A more longshot but not entirely hopeless contender for third place are the newly minted Independent Greeks, a right-wing party that flirts with sectarian Greek-Orthodox rhetoric, which was founded just last February by Panos Kammenos, a disaffected demagogue who quit Nea Dimokratia because of its support for the tough measures accompanying Greece’s second bailout. Kammenos rails against the “foreign occupation” of Greece by its official lenders and calls for Greece’s debt to be erased.
The Greek election will be held on May 6. As I stated above, I mentioned both of these elections back in February calling them “black cygnets”, meaning that they were events that people knew about but may have not have fully appreciated the potential consequences of them.
Black Swan events are those that come completely out of the blue, and in those terms what occurred over the weekend in The Netherlands probably fits the bill:
The ruling Dutch minority government was on the brink of collapse Saturday after anti-EU lawmaker Geert Wilders torpedoed seven weeks of austerity talks, saying he would not cave in to budget demands from “dictators in Brussels
New national elections that will be a referendum on the Netherlands relationship with Europe and its ailing single currency are now all-but-certain.
But before Prime Minister can tender his resignation — possibly as early as Monday — he must consult with allies and opposition parties on how to run a caretaker government that will have to make important economic decisions in the coming weeks and months.
“Elections are the logical next step,” Rutte said.
Opposition leader Diederik Sansom of the Labor Party joined others across the political spectrum in calling for new elections as soon as possible.
This Dutch government has been relatively unstable since the last election when a majority coalition was formed including the Freedom Party, which runs far-Right immigration policy but is Left-leaning on state policy. The government was attempting to push through €14.2 billion in cost cuts in order to speed up the country’s transition to a 3% deficit in 2013 instead of the forecast for 2015-16 under existing projections.
After week long negotiations the cuts were sent to the government’s economic agency for analysis (report available here if you can read Dutch ) and it was determined that they would result in a loss of economic growth which would mean that the overall effect of the cuts would only be about €6 billion as the rest would be lost in falling government income due to the negative effects of the cuts.
Upon seeing this analysis, the Freedom party pulled the pin on the coalition and the country must now hold new elections in September. It is widely expected that the country will be downgraded from AAA to AA by the ratings agencies given the on-going political instability.
The other thing of note is that the Dutch housing market appears to be popping.
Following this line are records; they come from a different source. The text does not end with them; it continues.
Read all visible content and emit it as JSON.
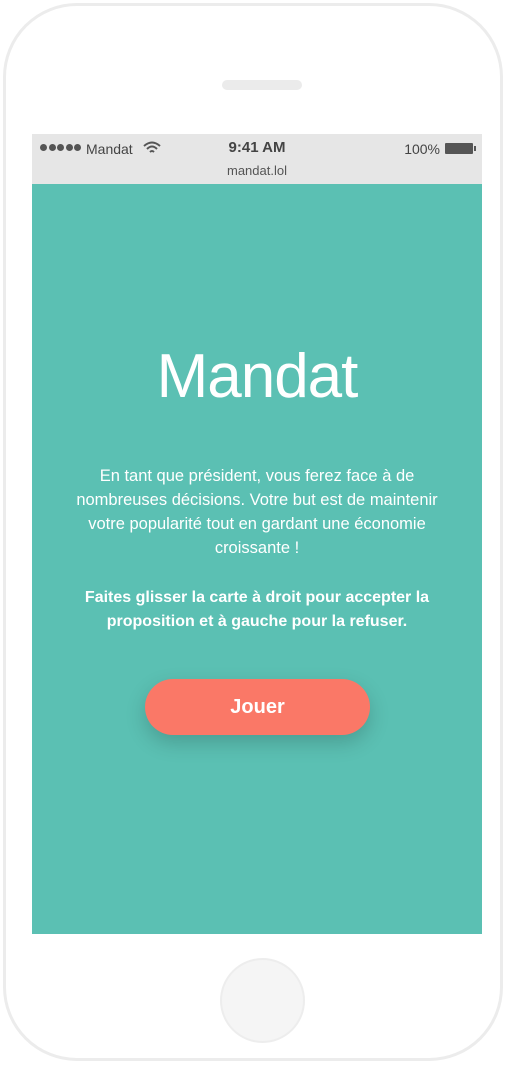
{
  "status_bar": {
    "carrier": "Mandat",
    "time": "9:41 AM",
    "url": "mandat.lol",
    "battery": "100%",
    "signal_icon": "signal-dots-icon",
    "wifi_icon": "wifi-icon",
    "battery_icon": "battery-icon"
  },
  "main": {
    "logo": "Mandat",
    "intro": "En tant que président, vous ferez face à de nombreuses décisions. Votre but est de maintenir votre popularité tout en gardant une économie croissante !",
    "instructions": "Faites glisser la carte à droit pour accepter la proposition et à gauche pour la refuser.",
    "play_label": "Jouer"
  },
  "colors": {
    "background": "#5bc0b3",
    "button": "#fa7867",
    "status_bar": "#e6e6e6"
  }
}
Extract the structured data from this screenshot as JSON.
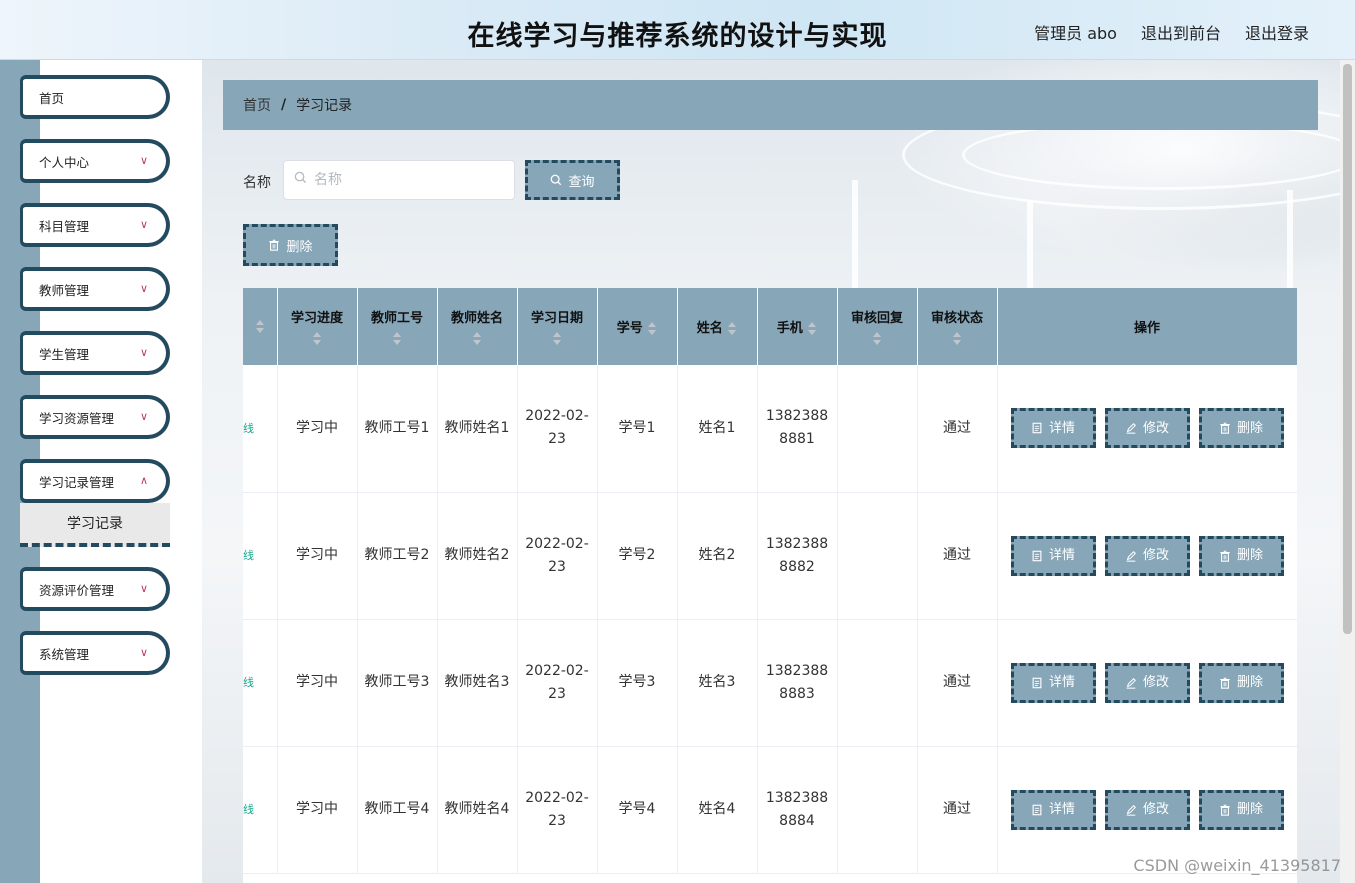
{
  "header": {
    "title": "在线学习与推荐系统的设计与实现",
    "admin": "管理员 abo",
    "back_to_front": "退出到前台",
    "logout": "退出登录"
  },
  "sidebar": {
    "items": [
      {
        "label": "首页"
      },
      {
        "label": "个人中心"
      },
      {
        "label": "科目管理"
      },
      {
        "label": "教师管理"
      },
      {
        "label": "学生管理"
      },
      {
        "label": "学习资源管理"
      },
      {
        "label": "学习记录管理"
      },
      {
        "label": "资源评价管理"
      },
      {
        "label": "系统管理"
      }
    ],
    "active_sub": "学习记录"
  },
  "breadcrumb": {
    "home": "首页",
    "separator": "/",
    "current": "学习记录"
  },
  "search": {
    "label": "名称",
    "placeholder": "名称",
    "button": "查询"
  },
  "toolbar": {
    "delete": "删除"
  },
  "table": {
    "partial_col_text": "线",
    "headers": [
      "学习进度",
      "教师工号",
      "教师姓名",
      "学习日期",
      "学号",
      "姓名",
      "手机",
      "审核回复",
      "审核状态",
      "操作"
    ],
    "rows": [
      {
        "progress": "学习中",
        "teacher_id": "教师工号1",
        "teacher_name": "教师姓名1",
        "date": "2022-02-23",
        "student_id": "学号1",
        "name": "姓名1",
        "phone": "13823888881",
        "reply": "",
        "status": "通过"
      },
      {
        "progress": "学习中",
        "teacher_id": "教师工号2",
        "teacher_name": "教师姓名2",
        "date": "2022-02-23",
        "student_id": "学号2",
        "name": "姓名2",
        "phone": "13823888882",
        "reply": "",
        "status": "通过"
      },
      {
        "progress": "学习中",
        "teacher_id": "教师工号3",
        "teacher_name": "教师姓名3",
        "date": "2022-02-23",
        "student_id": "学号3",
        "name": "姓名3",
        "phone": "13823888883",
        "reply": "",
        "status": "通过"
      },
      {
        "progress": "学习中",
        "teacher_id": "教师工号4",
        "teacher_name": "教师姓名4",
        "date": "2022-02-23",
        "student_id": "学号4",
        "name": "姓名4",
        "phone": "13823888884",
        "reply": "",
        "status": "通过"
      }
    ],
    "actions": {
      "detail": "详情",
      "edit": "修改",
      "delete": "删除"
    }
  },
  "watermark": "CSDN @weixin_41395817",
  "colors": {
    "accent": "#87a7b9",
    "dark_border": "#234a5e",
    "link_green": "#1aa68e"
  }
}
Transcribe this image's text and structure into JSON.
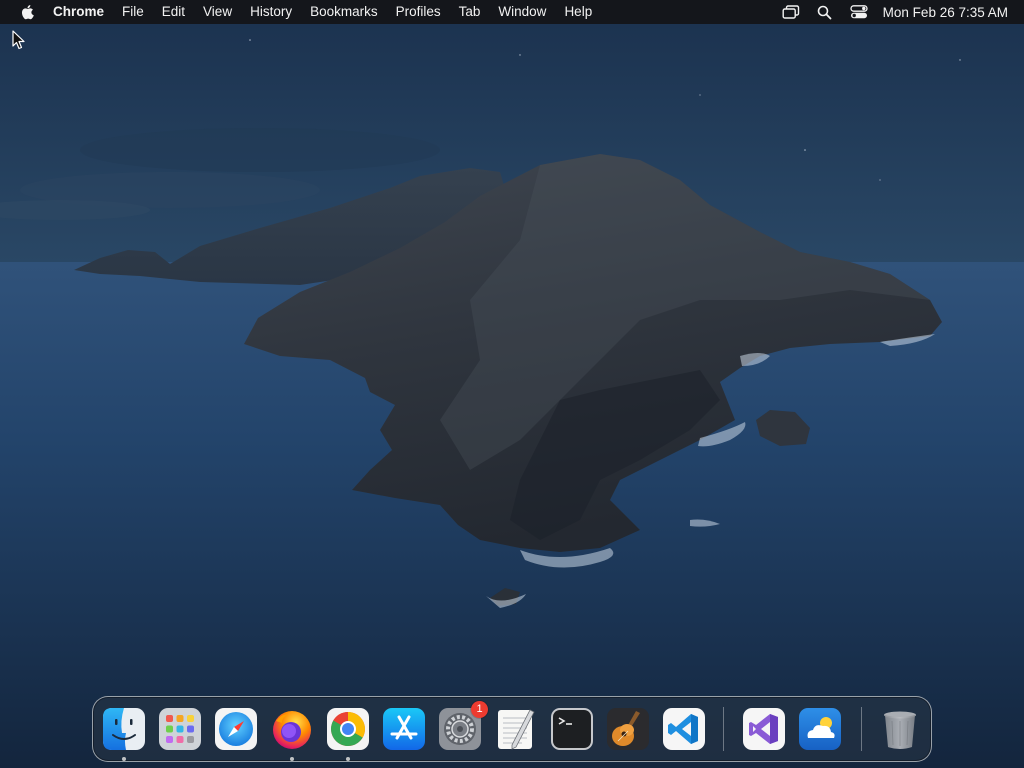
{
  "menubar": {
    "apple_icon": "apple-logo-icon",
    "app_name": "Chrome",
    "menus": [
      "File",
      "Edit",
      "View",
      "History",
      "Bookmarks",
      "Profiles",
      "Tab",
      "Window",
      "Help"
    ],
    "status_icons": [
      "screen-mirroring-icon",
      "spotlight-search-icon",
      "control-center-icon"
    ],
    "clock": "Mon Feb 26  7:35 AM"
  },
  "dock": {
    "apps": [
      {
        "name": "Finder",
        "icon": "finder-icon",
        "running": true
      },
      {
        "name": "Launchpad",
        "icon": "launchpad-icon",
        "running": false
      },
      {
        "name": "Safari",
        "icon": "safari-icon",
        "running": false
      },
      {
        "name": "Firefox",
        "icon": "firefox-icon",
        "running": true
      },
      {
        "name": "Google Chrome",
        "icon": "chrome-icon",
        "running": true
      },
      {
        "name": "App Store",
        "icon": "app-store-icon",
        "running": false
      },
      {
        "name": "System Preferences",
        "icon": "system-preferences-icon",
        "running": false,
        "badge": "1"
      },
      {
        "name": "TextEdit",
        "icon": "textedit-icon",
        "running": false
      },
      {
        "name": "Terminal",
        "icon": "terminal-icon",
        "running": false
      },
      {
        "name": "GarageBand",
        "icon": "garageband-icon",
        "running": false
      },
      {
        "name": "Visual Studio Code",
        "icon": "vscode-icon",
        "running": false
      }
    ],
    "recent_apps": [
      {
        "name": "Visual Studio",
        "icon": "visual-studio-icon"
      },
      {
        "name": "Weather",
        "icon": "weather-icon"
      }
    ],
    "trash": {
      "name": "Trash",
      "icon": "trash-icon"
    }
  },
  "colors": {
    "menubar_bg": "#14161b",
    "sky_top": "#1d3551",
    "sea": "#1f3c63",
    "badge": "#ec3b30"
  }
}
In February prices were 3.4% lower y-o-y, in March this rose to 4.7% y-o-y and prices are now down 11.8% from the peak. The Netherlands currently allows mortgage interest as a tax deduction, however , under a new government this deduction maybe reduced or removed altogether.
Geert Wilders’s new book “Marked for Death. Islam’s war against the West and Me” will be launched shortly in the US.
As I have stated previously in reference to austerity.
Obviously this is an economic disaster and I have been at the front of the queue screaming about misguided economic ideologies in Europe that have led, and continue to lead, to this situation. However, it doesn’t take much of an imagination to realise that this has the potential to become something much more sinister than just ugly looking charts and that is my real concern.
Obviously, I’m still concerned.